*YOUR INSTRUCTIONS*
Your answer must be an exact copy of every record below.

··· SOURCE RECORDS

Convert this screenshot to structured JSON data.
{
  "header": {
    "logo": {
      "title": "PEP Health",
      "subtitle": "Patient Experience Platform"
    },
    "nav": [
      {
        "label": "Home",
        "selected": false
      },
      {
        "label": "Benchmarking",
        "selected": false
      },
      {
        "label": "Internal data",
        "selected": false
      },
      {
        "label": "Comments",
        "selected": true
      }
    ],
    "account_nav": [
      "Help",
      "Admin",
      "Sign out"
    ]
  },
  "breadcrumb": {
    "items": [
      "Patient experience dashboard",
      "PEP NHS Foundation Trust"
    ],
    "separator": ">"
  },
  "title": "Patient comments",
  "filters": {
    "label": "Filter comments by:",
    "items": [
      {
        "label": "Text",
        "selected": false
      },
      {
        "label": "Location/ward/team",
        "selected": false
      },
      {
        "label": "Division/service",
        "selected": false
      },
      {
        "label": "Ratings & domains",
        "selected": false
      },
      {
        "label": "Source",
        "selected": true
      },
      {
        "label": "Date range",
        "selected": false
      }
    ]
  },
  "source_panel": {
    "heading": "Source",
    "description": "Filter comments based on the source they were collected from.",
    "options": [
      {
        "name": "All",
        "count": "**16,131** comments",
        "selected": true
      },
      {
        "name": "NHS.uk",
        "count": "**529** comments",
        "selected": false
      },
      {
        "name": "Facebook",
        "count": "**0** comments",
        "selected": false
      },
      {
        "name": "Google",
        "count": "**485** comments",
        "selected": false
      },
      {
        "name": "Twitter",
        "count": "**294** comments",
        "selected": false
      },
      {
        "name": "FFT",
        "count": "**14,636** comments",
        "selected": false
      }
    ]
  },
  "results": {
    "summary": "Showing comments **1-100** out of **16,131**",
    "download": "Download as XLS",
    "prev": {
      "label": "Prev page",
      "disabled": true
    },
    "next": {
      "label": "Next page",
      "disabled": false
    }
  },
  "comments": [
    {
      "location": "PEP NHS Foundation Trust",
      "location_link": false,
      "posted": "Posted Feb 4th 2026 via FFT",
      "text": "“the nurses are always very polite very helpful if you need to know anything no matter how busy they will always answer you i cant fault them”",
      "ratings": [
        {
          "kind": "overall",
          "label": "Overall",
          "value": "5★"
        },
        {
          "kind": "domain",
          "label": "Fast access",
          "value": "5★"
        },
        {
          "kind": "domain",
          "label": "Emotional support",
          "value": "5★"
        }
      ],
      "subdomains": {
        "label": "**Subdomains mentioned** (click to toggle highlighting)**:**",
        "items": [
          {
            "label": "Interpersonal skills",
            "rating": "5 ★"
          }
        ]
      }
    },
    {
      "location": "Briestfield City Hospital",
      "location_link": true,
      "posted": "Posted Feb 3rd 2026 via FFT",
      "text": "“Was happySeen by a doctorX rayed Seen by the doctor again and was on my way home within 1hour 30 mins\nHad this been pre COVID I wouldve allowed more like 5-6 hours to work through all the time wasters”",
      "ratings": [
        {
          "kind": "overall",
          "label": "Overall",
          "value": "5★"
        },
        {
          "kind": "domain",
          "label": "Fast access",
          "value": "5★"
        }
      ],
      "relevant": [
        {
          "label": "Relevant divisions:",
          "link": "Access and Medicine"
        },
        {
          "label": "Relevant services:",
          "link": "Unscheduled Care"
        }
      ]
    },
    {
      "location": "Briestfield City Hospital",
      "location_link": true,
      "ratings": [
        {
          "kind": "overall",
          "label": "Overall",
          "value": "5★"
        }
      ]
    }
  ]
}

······

*OUTPUT BELOW*
Convert this screenshot to structured JSON data.
{
  "header": {
    "logo": {
      "title": "PEP Health",
      "subtitle": "Patient Experience Platform"
    },
    "nav": [
      {
        "label": "Home",
        "selected": false
      },
      {
        "label": "Benchmarking",
        "selected": false
      },
      {
        "label": "Internal data",
        "selected": false
      },
      {
        "label": "Comments",
        "selected": true
      }
    ],
    "account_nav": [
      "Help",
      "Admin",
      "Sign out"
    ]
  },
  "breadcrumb": {
    "items": [
      "Patient experience dashboard",
      "PEP NHS Foundation Trust"
    ],
    "separator": ">"
  },
  "title": "Patient comments",
  "filters": {
    "label": "Filter comments by:",
    "items": [
      {
        "label": "Text",
        "selected": false
      },
      {
        "label": "Location/ward/team",
        "selected": false
      },
      {
        "label": "Division/service",
        "selected": false
      },
      {
        "label": "Ratings & domains",
        "selected": false
      },
      {
        "label": "Source",
        "selected": true
      },
      {
        "label": "Date range",
        "selected": false
      }
    ]
  },
  "source_panel": {
    "heading": "Source",
    "description": "Filter comments based on the source they were collected from.",
    "options": [
      {
        "name": "All",
        "count": "**16,131** comments",
        "selected": true
      },
      {
        "name": "NHS.uk",
        "count": "**529** comments",
        "selected": false
      },
      {
        "name": "Facebook",
        "count": "**0** comments",
        "selected": false
      },
      {
        "name": "Google",
        "count": "**485** comments",
        "selected": false
      },
      {
        "name": "Twitter",
        "count": "**294** comments",
        "selected": false
      },
      {
        "name": "FFT",
        "count": "**14,636** comments",
        "selected": false
      }
    ]
  },
  "results": {
    "summary": "Showing comments **1-100** out of **16,131**",
    "download": "Download as XLS",
    "prev": {
      "label": "Prev page",
      "disabled": true
    },
    "next": {
      "label": "Next page",
      "disabled": false
    }
  },
  "comments": [
    {
      "location": "PEP NHS Foundation Trust",
      "location_link": false,
      "posted": "Posted Feb 4th 2026 via FFT",
      "text": "“the nurses are always very polite very helpful if you need to know anything no matter how busy they will always answer you i cant fault them”",
      "ratings": [
        {
          "kind": "overall",
          "label": "Overall",
          "value": "5★"
        },
        {
          "kind": "domain",
          "label": "Fast access",
          "value": "5★"
        },
        {
          "kind": "domain",
          "label": "Emotional support",
          "value": "5★"
        }
      ],
      "subdomains": {
        "label": "**Subdomains mentioned** (click to toggle highlighting)**:**",
        "items": [
          {
            "label": "Interpersonal skills",
            "rating": "5 ★"
          }
        ]
      }
    },
    {
      "location": "Briestfield City Hospital",
      "location_link": true,
      "posted": "Posted Feb 3rd 2026 via FFT",
      "text": "“Was happySeen by a doctorX rayed Seen by the doctor again and was on my way home within 1hour 30 mins\nHad this been pre COVID I wouldve allowed more like 5-6 hours to work through all the time wasters”",
      "ratings": [
        {
          "kind": "overall",
          "label": "Overall",
          "value": "5★"
        },
        {
          "kind": "domain",
          "label": "Fast access",
          "value": "5★"
        }
      ],
      "relevant": [
        {
          "label": "Relevant divisions:",
          "link": "Access and Medicine"
        },
        {
          "label": "Relevant services:",
          "link": "Unscheduled Care"
        }
      ]
    },
    {
      "location": "Briestfield City Hospital",
      "location_link": true,
      "ratings": [
        {
          "kind": "overall",
          "label": "Overall",
          "value": "5★"
        }
      ]
    }
  ]
}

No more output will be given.